Relationship Status: Single, but reeling from a serious relationship (6 months) with Megan Sadler. By serious I mean we wrote about three letters back and forth during the summer, and we sat next to each other at the lunch table at school. She had someone else ask me out and break up with me.
Current Crush: Ninon Koch (moving on wasn't so hard after all)

Listening to: Slick Shoes, Five Iron Frenzy, Value Pac, MXPX, Craig's Brother, "Iris" by the Goo Goo Dolls

Reading: either The Saint, Air Force One, Batman Forever, or Batman & Robin (you got it, all books based on movies)

Pastimes: Goldeneye, Zelda: Ocarina of Time, NHL '98 (played on PC with a joystick; don't ask how or why, but I was amazing), comic books, basketball, soccer, tab yoof group

Top Ten Movie List: It's hard to describe how monumental this was in my development. The designation of one "favorite movie" was huge. It meant that I was beginning to mold myself around conversation, and I began to mentally prepare myself to spout out a favorite movie, or band, or video game if conversation called for it. Having intelligent reasoning behind these designations was also crucial in getting ahead in middle school. The top two of this list show my first favorite movie giving way to another, and, as you'll see, the movies couldn't be more deserving...
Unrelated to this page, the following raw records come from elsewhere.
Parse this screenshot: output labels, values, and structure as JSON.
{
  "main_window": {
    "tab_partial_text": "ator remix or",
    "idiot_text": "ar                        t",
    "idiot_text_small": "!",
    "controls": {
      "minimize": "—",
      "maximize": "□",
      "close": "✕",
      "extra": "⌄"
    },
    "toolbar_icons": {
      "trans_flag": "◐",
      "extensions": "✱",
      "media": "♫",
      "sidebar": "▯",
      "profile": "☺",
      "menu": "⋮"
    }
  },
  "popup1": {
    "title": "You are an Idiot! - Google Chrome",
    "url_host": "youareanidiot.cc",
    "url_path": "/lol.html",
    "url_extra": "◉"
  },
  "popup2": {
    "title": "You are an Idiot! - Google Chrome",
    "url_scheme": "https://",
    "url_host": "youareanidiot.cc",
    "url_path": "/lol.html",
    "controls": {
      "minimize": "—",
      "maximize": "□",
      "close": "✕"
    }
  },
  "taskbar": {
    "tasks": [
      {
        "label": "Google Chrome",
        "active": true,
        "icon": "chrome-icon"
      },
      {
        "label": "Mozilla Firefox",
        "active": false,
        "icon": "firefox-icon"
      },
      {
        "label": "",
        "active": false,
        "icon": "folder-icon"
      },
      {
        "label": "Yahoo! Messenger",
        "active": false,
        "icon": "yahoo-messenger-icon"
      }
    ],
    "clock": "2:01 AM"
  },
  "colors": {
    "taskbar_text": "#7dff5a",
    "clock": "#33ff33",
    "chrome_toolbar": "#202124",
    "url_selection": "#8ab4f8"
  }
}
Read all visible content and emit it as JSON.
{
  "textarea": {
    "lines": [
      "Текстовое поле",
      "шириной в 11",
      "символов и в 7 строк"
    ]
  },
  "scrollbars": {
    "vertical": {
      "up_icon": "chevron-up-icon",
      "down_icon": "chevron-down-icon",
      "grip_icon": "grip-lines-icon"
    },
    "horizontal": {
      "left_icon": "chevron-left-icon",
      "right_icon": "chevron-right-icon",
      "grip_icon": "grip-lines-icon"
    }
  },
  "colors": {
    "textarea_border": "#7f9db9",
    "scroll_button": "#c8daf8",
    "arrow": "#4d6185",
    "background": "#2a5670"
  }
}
10. Indiana Jones & the Last Crusade
9. Star Wars: A New Hope
8. Star Wars: the Empire Strikes Back
7. The Neverending Story
6. Superman 2
5. Tommy Boy
4. Dumb and Dumber
3. Star Wars: the Return of the Jedi
2. Batman Forever
1. The Rock

So Close: Stargate, Mortal Kombat, Street Fighter: the Animated Movie, Black Sheep, Teenage Mutant Ninja Turtles 3, Back to the Future 3 (I don't know what it was about that second sequel)

If you have criticism for my 13 year old top ten list, let's hear it; or, if you want to do something constructive, leave a comment with your top 5 or 3 movies at the age of puberty. You know you want to...